When I got my first job in college athletics at 21 years old I had no idea that decisions I was making on campus in regards to Women’s Basketball affected the overall growth of the game. When we did our Pack the Place Promotion where all tickets were $1, we actually made it that much harder for ourselves to sell tickets to the other home games at full price. Once we figured that out, we stopped discounting and added value to the ticket instead. If we didn’t believe Women’s Basketball was worth more than going to a movie, why would anyone else?
After making this adjustment in strategy, we continued to build the value of the ticket back up in the Northwestern community, but what we found was other universities in Chicago were selling their Women’s Basketball programs at a discounted rate, which obviously made it more challenging for us.

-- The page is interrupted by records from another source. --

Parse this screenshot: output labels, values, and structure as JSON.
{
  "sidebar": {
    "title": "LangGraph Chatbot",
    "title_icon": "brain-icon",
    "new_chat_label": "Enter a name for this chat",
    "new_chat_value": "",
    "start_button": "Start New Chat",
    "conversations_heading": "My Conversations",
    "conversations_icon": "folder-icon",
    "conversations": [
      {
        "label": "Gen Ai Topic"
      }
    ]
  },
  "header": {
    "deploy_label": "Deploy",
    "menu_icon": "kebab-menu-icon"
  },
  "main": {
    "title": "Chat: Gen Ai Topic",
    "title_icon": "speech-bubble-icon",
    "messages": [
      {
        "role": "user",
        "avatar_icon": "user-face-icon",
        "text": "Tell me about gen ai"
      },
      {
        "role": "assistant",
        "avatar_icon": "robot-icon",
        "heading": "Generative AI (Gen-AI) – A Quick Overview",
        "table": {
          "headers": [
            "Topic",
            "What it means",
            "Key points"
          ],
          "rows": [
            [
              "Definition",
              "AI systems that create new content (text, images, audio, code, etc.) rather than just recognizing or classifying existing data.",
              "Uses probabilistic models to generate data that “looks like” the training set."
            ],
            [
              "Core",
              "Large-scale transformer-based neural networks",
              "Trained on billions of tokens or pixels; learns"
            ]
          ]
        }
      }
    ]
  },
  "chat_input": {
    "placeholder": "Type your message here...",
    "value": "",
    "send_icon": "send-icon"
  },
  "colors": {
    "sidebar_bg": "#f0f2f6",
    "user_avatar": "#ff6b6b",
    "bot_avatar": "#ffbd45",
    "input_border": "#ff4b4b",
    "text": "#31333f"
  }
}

Then, the Big Ten Conference staff reached out to its member schools asking for help in selling tickets to the conference tournament. Even with our ticket prices being at a respectable rate, the difference in price between regular season and postseason was significant, which made it difficult to sell the event. And that’s when it finally clicked. Everything is connected. The pricing decisions I was making on campus not only affected the conference tournament sales, but the WNIT and the NCAA Championship.
Through the years, sports pros have made strides to get on the same page, but in an effort to get everyone rallying around a unified message and strategy, the Women’s Final Four Summit that was held in Nashville on Monday, April 7. This event was open to sports professionals, students and even fans. We came together on the largest scale as the first step in figuring out what the challenges are that keep us from moving forward in the same direction. How can we turn these into opportunities to make positive changes?
That’s where we are today. Gathering the feedback to identify 2-3 things we could change this year that could make the biggest impact in growing the game. Some opportunities we heard included more access to coaches for marketing initiatives, guidance for marketing staff members in creating their marketing plans, support from athletic directors to increase buy in across the entire athletic department, creating outbound sales teams on a limited budget and identifying the brand message we can all embrace to then market together.
What do you think would make an impact for the 2014-15 Women’s Basketball Season? Comment below, tweet @TracieHitz or email me at TracieHitz@gmail.com. Click here to view the full Women’s Final Four Summit, which began with Youth Basketball, The Business of Basketball (2:37) and The State of the Game (4:30).